• [About this exercise]:
In the entries below, count every line that has the string "Collection", and answer with that count alone.

Supplied records START

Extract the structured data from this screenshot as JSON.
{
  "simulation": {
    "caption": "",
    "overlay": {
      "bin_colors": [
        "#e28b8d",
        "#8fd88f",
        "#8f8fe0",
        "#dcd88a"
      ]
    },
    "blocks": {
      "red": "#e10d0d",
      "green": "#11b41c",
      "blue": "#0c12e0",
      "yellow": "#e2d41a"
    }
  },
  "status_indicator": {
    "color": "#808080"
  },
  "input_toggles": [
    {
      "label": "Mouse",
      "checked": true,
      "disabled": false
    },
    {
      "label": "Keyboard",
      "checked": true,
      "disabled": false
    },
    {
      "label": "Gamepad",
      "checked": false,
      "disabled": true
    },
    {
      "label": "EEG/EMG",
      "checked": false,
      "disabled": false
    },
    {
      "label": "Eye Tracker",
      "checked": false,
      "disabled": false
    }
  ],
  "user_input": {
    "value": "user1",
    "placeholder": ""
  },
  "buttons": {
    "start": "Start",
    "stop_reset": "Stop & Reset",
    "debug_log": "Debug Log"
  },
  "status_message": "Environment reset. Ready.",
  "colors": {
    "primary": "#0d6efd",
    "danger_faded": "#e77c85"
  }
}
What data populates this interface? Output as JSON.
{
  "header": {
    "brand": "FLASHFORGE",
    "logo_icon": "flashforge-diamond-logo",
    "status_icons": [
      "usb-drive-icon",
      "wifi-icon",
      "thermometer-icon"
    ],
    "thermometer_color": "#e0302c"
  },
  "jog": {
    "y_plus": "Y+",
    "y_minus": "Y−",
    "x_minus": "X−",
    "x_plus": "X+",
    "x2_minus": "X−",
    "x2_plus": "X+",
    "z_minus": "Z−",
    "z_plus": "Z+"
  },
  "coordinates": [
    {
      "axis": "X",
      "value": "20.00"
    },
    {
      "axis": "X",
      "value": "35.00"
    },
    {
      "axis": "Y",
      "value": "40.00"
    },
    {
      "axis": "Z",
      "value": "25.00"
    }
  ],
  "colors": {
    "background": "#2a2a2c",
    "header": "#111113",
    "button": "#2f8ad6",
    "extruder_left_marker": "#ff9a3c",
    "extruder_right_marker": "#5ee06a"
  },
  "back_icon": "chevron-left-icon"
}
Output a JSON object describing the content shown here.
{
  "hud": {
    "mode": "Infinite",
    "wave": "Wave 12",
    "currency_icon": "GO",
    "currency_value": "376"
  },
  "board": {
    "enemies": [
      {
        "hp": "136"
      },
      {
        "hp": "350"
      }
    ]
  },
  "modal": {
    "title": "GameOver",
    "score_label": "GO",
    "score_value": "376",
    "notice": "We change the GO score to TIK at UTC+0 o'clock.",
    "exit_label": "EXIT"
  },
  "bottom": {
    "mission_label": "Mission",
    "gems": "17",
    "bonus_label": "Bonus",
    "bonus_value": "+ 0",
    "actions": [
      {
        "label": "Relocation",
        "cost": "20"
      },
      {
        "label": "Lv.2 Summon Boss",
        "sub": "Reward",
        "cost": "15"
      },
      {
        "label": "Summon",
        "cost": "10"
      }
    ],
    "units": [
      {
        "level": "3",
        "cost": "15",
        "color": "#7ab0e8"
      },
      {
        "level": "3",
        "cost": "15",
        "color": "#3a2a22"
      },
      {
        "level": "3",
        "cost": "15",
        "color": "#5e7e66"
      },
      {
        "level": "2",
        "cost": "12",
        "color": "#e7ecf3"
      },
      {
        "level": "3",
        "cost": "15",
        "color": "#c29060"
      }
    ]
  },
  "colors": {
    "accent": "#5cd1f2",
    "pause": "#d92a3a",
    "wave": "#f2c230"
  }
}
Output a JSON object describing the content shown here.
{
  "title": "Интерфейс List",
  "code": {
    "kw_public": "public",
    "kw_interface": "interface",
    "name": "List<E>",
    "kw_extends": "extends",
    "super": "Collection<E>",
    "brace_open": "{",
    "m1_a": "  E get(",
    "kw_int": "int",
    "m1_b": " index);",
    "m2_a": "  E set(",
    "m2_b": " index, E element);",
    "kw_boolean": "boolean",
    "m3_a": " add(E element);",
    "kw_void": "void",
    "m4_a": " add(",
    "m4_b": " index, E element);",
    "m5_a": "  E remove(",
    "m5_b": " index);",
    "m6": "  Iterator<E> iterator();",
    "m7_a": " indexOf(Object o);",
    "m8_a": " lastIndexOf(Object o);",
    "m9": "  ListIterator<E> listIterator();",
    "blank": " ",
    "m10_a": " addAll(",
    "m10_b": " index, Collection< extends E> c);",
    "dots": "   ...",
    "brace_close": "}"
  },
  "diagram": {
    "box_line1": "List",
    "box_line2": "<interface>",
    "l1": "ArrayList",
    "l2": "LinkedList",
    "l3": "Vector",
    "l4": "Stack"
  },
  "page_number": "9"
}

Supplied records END

• [Written response]:
2